- YOUR TASK:
Copy every entry exactly, but skip the pictures.

Page and application data records:

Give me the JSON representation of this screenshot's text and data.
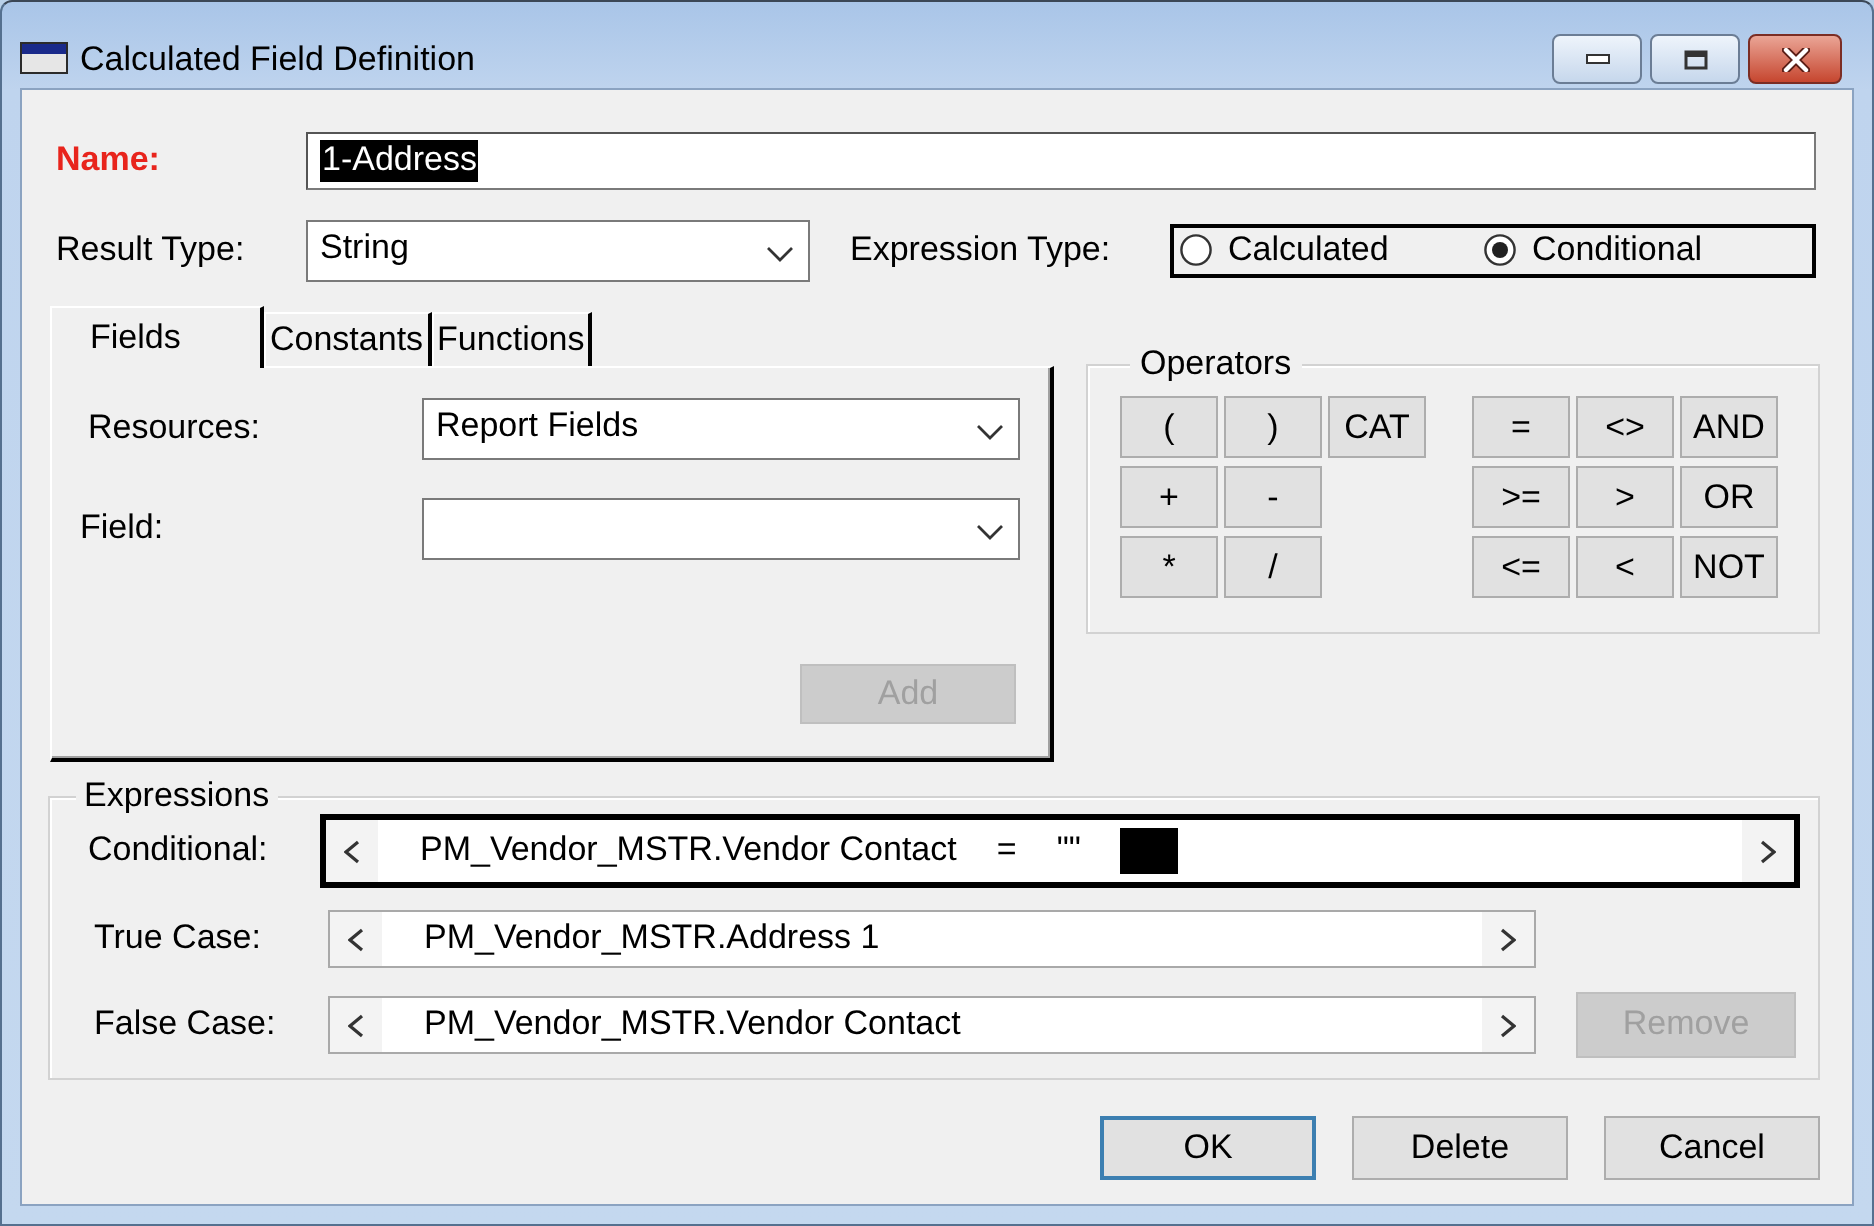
{
  "window": {
    "title": "Calculated Field Definition"
  },
  "name": {
    "label": "Name:",
    "value": "1-Address",
    "selected": true
  },
  "result_type": {
    "label": "Result Type:",
    "value": "String"
  },
  "expression_type": {
    "label": "Expression Type:",
    "options": [
      {
        "label": "Calculated",
        "selected": false
      },
      {
        "label": "Conditional",
        "selected": true
      }
    ]
  },
  "tabs": [
    {
      "label": "Fields",
      "selected": true
    },
    {
      "label": "Constants",
      "selected": false
    },
    {
      "label": "Functions",
      "selected": false
    }
  ],
  "fields_tab": {
    "resources": {
      "label": "Resources:",
      "value": "Report Fields"
    },
    "field": {
      "label": "Field:"
    },
    "add_button": {
      "label": "Add",
      "disabled": true
    }
  },
  "operators": {
    "title": "Operators",
    "groups": [
      [
        [
          "(",
          ")",
          "CAT"
        ],
        [
          "+",
          "-"
        ],
        [
          "*",
          "/"
        ]
      ],
      [
        [
          "=",
          "<>",
          "AND"
        ],
        [
          ">=",
          ">",
          "OR"
        ],
        [
          "<=",
          "<",
          "NOT"
        ]
      ]
    ]
  },
  "expressions": {
    "title": "Expressions",
    "rows": [
      {
        "label": "Conditional:",
        "focused": true,
        "tokens": [
          "PM_Vendor_MSTR.Vendor Contact",
          "=",
          "\"\""
        ],
        "selection_block": true
      },
      {
        "label": "True Case:",
        "focused": false,
        "tokens": [
          "PM_Vendor_MSTR.Address 1"
        ],
        "selection_block": false
      },
      {
        "label": "False Case:",
        "focused": false,
        "tokens": [
          "PM_Vendor_MSTR.Vendor Contact"
        ],
        "selection_block": false
      }
    ],
    "remove_button": {
      "label": "Remove",
      "disabled": true
    }
  },
  "buttons": [
    {
      "label": "OK",
      "default": true
    },
    {
      "label": "Delete",
      "default": false
    },
    {
      "label": "Cancel",
      "default": false
    }
  ]
}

- WRITTEN ANSWER:
Give me the JSON representation of this screenshot's text and data.
{
  "window": {
    "title": "Calculated Field Definition"
  },
  "name": {
    "label": "Name:",
    "value": "1-Address",
    "selected": true
  },
  "result_type": {
    "label": "Result Type:",
    "value": "String"
  },
  "expression_type": {
    "label": "Expression Type:",
    "options": [
      {
        "label": "Calculated",
        "selected": false
      },
      {
        "label": "Conditional",
        "selected": true
      }
    ]
  },
  "tabs": [
    {
      "label": "Fields",
      "selected": true
    },
    {
      "label": "Constants",
      "selected": false
    },
    {
      "label": "Functions",
      "selected": false
    }
  ],
  "fields_tab": {
    "resources": {
      "label": "Resources:",
      "value": "Report Fields"
    },
    "field": {
      "label": "Field:"
    },
    "add_button": {
      "label": "Add",
      "disabled": true
    }
  },
  "operators": {
    "title": "Operators",
    "groups": [
      [
        [
          "(",
          ")",
          "CAT"
        ],
        [
          "+",
          "-"
        ],
        [
          "*",
          "/"
        ]
      ],
      [
        [
          "=",
          "<>",
          "AND"
        ],
        [
          ">=",
          ">",
          "OR"
        ],
        [
          "<=",
          "<",
          "NOT"
        ]
      ]
    ]
  },
  "expressions": {
    "title": "Expressions",
    "rows": [
      {
        "label": "Conditional:",
        "focused": true,
        "tokens": [
          "PM_Vendor_MSTR.Vendor Contact",
          "=",
          "\"\""
        ],
        "selection_block": true
      },
      {
        "label": "True Case:",
        "focused": false,
        "tokens": [
          "PM_Vendor_MSTR.Address 1"
        ],
        "selection_block": false
      },
      {
        "label": "False Case:",
        "focused": false,
        "tokens": [
          "PM_Vendor_MSTR.Vendor Contact"
        ],
        "selection_block": false
      }
    ],
    "remove_button": {
      "label": "Remove",
      "disabled": true
    }
  },
  "buttons": [
    {
      "label": "OK",
      "default": true
    },
    {
      "label": "Delete",
      "default": false
    },
    {
      "label": "Cancel",
      "default": false
    }
  ]
}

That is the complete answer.